Although their live-action films may leave little to be desired, if there’s one area that DC beats Marvel in, it’s their animated shows and films. Going as far back as the 90s’ Superman and Batman cartoons, DC has had a long history of producing quality animated versions of iconic comic-book storylines. The latest of these offerings is Superman: Red Son. Originally a part of the Elseworlds comics series that featured Gotham by Gaslight, it was adapted into a feature-length animated movie in 2018.
The Plot (No Spoilers)
From the get-go, Superman: Red Son brings us a vision of an alternate universe. In this universe, Kal-El, the last son of Krypton, landed in the Soviet Union, not the United States. The Soviet Superman makes his debut in 1953 after the conclusion of World War II and an uneasy peace brokered between the USSR and the USA. From then on, Superman finds himself thrust into the public eye as a symbol of communism— much to the disdain of American scientist Lex Luthor, who makes it his life menace to eradicate the red menace.
Comic VS Movie: Is It Faithful?
If you’re looking for a one-to-one adaptation of the graphic novel, then you’ll be a little disappointed. Certain story beats have been removed for time and dynamic narrative purposes. That said, the movie manages to hit all the key points of the comic.

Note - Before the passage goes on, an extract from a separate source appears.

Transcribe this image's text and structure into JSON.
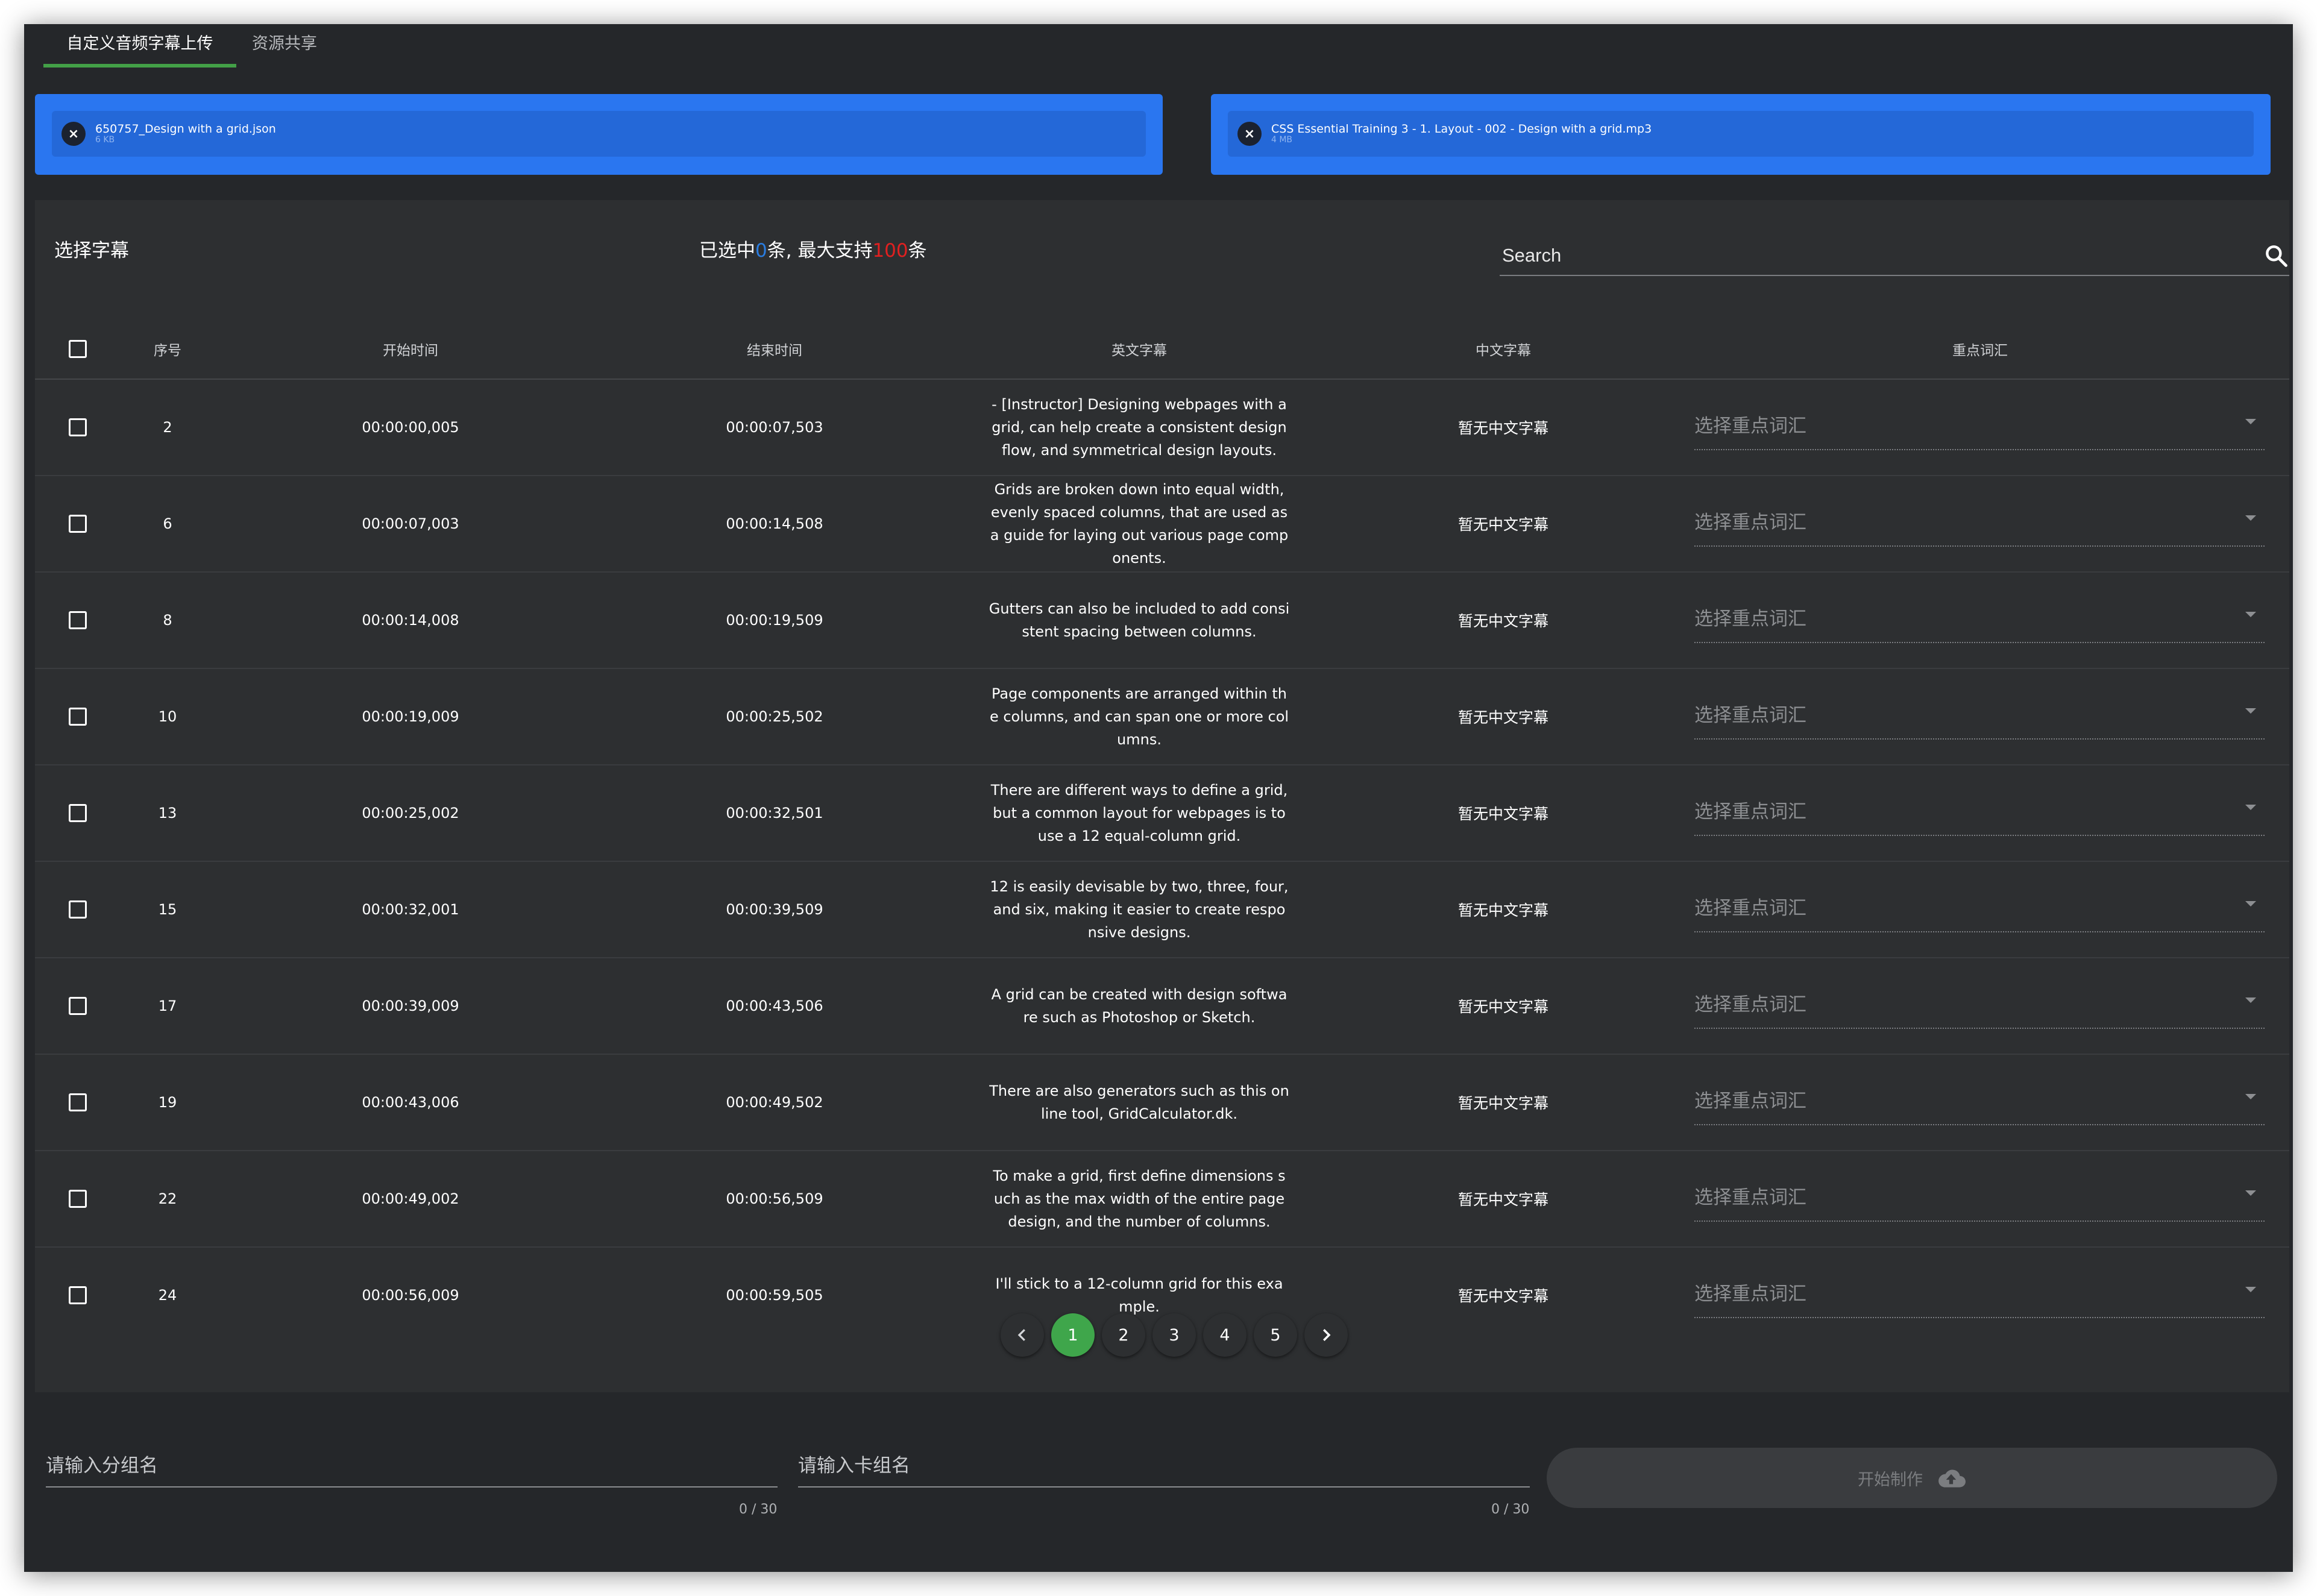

And after all, the omissions could encourage more people to read the original comic series for the full, unabridged story.
Superman: Red Son is a compelling watch— not just because of the seemingly contradictory narrative of a communist Superman, but because of how this Superman affects the world as a whole. Nations fall and rise, familiar characters such as Hal Jordan, Jimmy Olsen, and Lois Lane take on new roles. Most shocking of all? Lois is in a relationship with Lex Luthor. Oh, and Lex has hair (for the most part).
The animation is on par with past DC animated movies and, in comparison to the other Elseworlds story, Gotham by Gaslight does a much better job at adapting the source material.
The voice acting is solid throughout, with Phil LaMarr returning to voice the Green Lantern and Batman VA Diedrich Bader taking a more villainous turn as everyone’s favorite schemer, Lex Luthor.
The film’s overall runtime comes to a respectable 1 hour and 25 minutes. But don’t go expecting any post-credits scenes— this is a standalone film, and it doesn’t connect to the DCAU proper. That being said, if DC ever decides to adapt the popular “Dark Knights” storyline into an animated movie, we may see Red Son Superman making a brief comeback.
As mentioned above, the film does omit quite a few details from the original story. And yes, this will probably upset those who want to see the comic fully-realized in animated form. That being said, comics often don’t work out great when directly transferred to the silver screen. Given that the story was released 17 years ago, it’s not hard to see why the team behind the animated version would want to update the story to better fit its modern audience.
The one sticking point I have with the film’s voice acting is Diedrich Bader as Lex Luthor. His voice just doesn’t seem to fit the character. It gets especially weird when you realize he uses the same tone and inflection he’d used for Batman in past projects. I would’ve hoped he’d changed it up a bit to better reflect Luthor’s more twisted personality.
If you’re already invested in the DCAU then Superman: Red Son is a good way to get your fix while waiting for the sequel to 2017s Justice League Dark. And, if you haven’t seen a DC animated movie yet, why not? Put together, they’re a must-watch franchise that does a much better job of representing DC’s roster fo heroes than their live-action counterparts. Aside from Shazam. What can I say? Zachary Levi is pretty great.
Have you seen Superman: Red Son? Did you read the original comics? If so, let us know your thoughts in the comments below. And as usual, feel free to discuss it with us on Twitter @Wolfencreek!